Archive for November, 2009


Thinking about a book…

Well folks…

It’s been a hectic week in urban planning land, and the pressure is only going to ratchet up as the end of term approaches. Right now I am swamped in notes about form-based codes, zoning regulations, bylaws, potential initiatives and subsidies. Did you know that the City of Montreal has a bylaw prohibiting street vending and has recently passed another which will effectively eliminate the beloved horse carriages of Old Montreal?

I’ve been putting a lot of thought into putting out a small street art and idea book in the new year. I’ve been thinking of how there is little overlap in terms of practical ideas on streetart, public space planning and design, and architecture, and the little bits that do exist are inevitably geared towards official, bureaucratic channels.

I’d like to put out a small, 40-page-maximum book with pictures of some of my streetart pieces, bits of writing about the Swap Box Project, and maybe pictures of other Swap Boxes that others have made around the world. I’d also like for it to include some ideas about what can be done with interactive street art and people/groups/organizations that one can network with to get more done…

I’ve also had a photojournalism student friend of mine follow me around on a streetart mission and take some pictures of a Swap Box in use…so when she gets back to me I’ll post some actual professional-quality pics.

(photos by Hadas Parush)


On planning, parasites and projects. And pranksterism

I’ve been pursuing my very own Grand Question for over a year now. That is the question of where the link between street art, architecture and urban design lies. And can one introduce memetics into the mix? I’ve gotten a lot of my ideas through images of others’ work that I’ve seen, and some of my best ones have come about through adapting other projects for the streets (for example, one of my original inspirations for the Swap Box was the Berkeley Free Store)

How then to design someting that is simple, easily replicable and also functional and useful (in that it improves its surroundings by creating new possibilities for public space)? Many projects which fit the first two categories really don’t work too well when the third is considered.

Then there’s the question of how to work my love for street art into urban planning and design (which I’m currently studying). I’ve found that when street art is mentioned in relation to architecture or urban studies in a non-negative way(and here I mean non-graffiti streetart) it’s the aesthetic that is being considered rather than the transformative potential.

One interesting idea which I recently stumbled on is that of Parasitic Architecture
I’m not personally sure where this concept originated- I think it came from Peter Cook’s Archigram Group- but I find it fascinating. Of course, the problem with any kind of design theory is that you’ve gotta sort through heaps of theoretical babble in hopes of finding one or two good inspirational ideas.

Cook, in some interviews, has talked about the need to create an urban environment that is amenable to addings-on. He’s designed a building in Lisbon that creates space for ground-floor kiosks and buskers within its exterior shell…

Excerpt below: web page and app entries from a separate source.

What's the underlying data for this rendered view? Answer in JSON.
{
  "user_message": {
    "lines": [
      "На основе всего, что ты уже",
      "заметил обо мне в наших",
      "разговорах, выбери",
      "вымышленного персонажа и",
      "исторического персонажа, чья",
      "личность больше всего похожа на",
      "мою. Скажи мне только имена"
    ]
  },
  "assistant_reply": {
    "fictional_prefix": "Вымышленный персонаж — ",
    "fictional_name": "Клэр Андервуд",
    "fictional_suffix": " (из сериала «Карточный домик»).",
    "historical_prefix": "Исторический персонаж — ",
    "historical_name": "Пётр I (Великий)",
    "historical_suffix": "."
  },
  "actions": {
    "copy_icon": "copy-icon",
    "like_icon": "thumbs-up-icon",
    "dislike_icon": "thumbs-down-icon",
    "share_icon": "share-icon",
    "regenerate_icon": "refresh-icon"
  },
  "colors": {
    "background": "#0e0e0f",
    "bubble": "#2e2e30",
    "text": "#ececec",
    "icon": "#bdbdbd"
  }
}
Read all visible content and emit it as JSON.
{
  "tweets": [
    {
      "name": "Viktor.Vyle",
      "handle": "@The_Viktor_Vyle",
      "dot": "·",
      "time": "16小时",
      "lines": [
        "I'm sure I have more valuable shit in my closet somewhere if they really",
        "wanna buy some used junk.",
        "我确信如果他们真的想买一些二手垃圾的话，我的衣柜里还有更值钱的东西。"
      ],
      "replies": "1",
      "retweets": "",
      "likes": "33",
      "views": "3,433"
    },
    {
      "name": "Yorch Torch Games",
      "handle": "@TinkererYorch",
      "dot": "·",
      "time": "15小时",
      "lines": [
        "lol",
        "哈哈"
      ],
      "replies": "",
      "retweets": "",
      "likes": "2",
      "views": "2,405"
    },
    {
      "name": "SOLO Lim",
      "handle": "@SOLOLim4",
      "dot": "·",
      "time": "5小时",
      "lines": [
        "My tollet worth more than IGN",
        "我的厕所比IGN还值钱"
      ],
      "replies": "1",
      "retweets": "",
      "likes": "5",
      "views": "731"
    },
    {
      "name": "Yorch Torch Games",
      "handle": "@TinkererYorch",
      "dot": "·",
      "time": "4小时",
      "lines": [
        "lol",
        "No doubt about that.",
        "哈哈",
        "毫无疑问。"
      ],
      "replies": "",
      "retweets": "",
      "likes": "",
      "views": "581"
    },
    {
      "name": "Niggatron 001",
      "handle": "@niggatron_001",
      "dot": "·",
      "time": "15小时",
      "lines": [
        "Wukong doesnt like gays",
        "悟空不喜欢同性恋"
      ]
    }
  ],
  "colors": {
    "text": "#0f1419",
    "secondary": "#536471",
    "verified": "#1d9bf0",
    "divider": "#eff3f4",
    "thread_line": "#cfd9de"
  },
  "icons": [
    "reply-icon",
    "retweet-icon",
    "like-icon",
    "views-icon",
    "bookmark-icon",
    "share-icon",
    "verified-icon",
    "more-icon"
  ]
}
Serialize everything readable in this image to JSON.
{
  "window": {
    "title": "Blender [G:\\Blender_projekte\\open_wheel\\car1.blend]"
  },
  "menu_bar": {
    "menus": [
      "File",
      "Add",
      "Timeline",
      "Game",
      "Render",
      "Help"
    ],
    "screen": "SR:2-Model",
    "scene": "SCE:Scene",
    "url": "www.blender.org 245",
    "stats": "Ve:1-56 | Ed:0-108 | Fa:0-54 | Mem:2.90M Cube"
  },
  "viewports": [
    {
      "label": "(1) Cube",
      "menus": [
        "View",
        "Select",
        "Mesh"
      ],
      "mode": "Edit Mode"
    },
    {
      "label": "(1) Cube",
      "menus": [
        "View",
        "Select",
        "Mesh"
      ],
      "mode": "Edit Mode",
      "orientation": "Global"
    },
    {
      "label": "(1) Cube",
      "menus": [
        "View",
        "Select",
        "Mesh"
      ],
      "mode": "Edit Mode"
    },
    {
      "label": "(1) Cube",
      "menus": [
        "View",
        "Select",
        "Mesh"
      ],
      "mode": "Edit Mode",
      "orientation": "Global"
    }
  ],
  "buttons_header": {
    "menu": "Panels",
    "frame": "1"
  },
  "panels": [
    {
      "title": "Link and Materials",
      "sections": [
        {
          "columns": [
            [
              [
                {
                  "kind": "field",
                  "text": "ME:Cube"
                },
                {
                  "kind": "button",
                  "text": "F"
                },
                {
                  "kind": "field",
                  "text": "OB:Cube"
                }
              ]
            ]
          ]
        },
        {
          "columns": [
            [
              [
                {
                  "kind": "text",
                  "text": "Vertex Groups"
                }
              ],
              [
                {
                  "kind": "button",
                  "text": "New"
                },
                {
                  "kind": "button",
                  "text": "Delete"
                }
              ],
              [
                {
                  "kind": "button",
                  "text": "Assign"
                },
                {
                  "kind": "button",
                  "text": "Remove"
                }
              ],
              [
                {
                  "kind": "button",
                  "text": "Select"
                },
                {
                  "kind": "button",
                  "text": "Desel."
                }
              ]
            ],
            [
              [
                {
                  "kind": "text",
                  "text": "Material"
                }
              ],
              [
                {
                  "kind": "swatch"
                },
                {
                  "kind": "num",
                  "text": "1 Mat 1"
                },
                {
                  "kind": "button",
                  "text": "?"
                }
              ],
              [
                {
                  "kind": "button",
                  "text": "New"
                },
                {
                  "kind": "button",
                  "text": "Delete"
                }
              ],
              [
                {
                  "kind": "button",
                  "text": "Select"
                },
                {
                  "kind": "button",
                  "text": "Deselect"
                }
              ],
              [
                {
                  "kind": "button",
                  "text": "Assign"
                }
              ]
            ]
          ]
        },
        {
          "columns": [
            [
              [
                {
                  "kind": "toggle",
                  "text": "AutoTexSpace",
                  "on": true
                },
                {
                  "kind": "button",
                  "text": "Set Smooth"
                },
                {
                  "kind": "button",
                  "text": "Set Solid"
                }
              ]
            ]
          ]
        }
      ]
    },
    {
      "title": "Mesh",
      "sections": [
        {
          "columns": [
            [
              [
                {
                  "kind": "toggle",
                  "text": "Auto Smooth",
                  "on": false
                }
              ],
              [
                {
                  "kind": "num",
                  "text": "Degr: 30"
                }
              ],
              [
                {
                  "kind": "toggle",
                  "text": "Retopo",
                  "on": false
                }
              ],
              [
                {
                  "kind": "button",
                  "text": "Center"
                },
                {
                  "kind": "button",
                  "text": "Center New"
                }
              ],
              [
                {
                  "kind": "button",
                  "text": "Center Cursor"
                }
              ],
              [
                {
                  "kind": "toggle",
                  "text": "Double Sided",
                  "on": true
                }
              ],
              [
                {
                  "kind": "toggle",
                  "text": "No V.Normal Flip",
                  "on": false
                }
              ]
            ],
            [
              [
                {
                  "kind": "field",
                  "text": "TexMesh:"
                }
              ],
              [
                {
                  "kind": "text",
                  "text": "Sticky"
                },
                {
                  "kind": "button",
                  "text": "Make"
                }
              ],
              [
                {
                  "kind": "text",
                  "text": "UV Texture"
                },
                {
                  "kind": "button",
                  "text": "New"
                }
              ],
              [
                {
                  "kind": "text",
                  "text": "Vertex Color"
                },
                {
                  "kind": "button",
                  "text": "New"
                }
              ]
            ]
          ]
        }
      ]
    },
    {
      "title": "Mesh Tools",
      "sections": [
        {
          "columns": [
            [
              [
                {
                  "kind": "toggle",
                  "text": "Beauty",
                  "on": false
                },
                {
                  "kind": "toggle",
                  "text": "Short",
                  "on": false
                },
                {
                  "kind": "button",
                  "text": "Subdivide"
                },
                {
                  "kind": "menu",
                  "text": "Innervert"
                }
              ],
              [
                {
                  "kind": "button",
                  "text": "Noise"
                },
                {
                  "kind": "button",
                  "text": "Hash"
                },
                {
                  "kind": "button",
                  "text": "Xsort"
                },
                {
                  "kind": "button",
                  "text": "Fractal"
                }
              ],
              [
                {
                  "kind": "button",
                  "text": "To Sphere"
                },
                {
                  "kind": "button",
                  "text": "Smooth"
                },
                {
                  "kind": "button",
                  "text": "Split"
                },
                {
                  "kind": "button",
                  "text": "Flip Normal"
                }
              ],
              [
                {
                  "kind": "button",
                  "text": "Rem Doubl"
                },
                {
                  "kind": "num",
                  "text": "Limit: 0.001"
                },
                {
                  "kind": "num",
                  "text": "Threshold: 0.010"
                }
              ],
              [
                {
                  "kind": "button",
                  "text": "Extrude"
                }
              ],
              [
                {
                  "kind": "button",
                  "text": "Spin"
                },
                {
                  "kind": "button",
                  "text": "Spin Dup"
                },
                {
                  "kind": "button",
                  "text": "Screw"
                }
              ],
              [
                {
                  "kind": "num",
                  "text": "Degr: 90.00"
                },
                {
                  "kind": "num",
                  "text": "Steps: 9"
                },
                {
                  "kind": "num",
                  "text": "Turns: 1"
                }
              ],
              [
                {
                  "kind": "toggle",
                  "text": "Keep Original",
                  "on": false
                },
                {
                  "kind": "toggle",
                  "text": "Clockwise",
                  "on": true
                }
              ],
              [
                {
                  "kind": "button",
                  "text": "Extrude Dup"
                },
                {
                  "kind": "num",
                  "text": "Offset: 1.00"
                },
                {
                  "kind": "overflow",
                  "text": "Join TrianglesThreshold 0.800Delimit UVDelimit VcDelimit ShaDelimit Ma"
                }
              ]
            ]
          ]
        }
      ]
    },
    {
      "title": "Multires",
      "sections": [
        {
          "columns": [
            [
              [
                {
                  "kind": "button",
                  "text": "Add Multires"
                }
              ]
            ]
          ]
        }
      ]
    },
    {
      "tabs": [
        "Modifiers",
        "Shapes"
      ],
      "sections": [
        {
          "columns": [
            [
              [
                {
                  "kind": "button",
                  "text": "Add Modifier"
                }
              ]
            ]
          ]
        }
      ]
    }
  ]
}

Would this be an example of something that inevitably breaks down and gets used by homeless people and junkies to the exclusion of all else? Or what could happen if passers-by and users took an interest in it?

Oh, and if you’re interested in some brilliant theoretical writings check out BLDG BLOG. It’s DRB in text form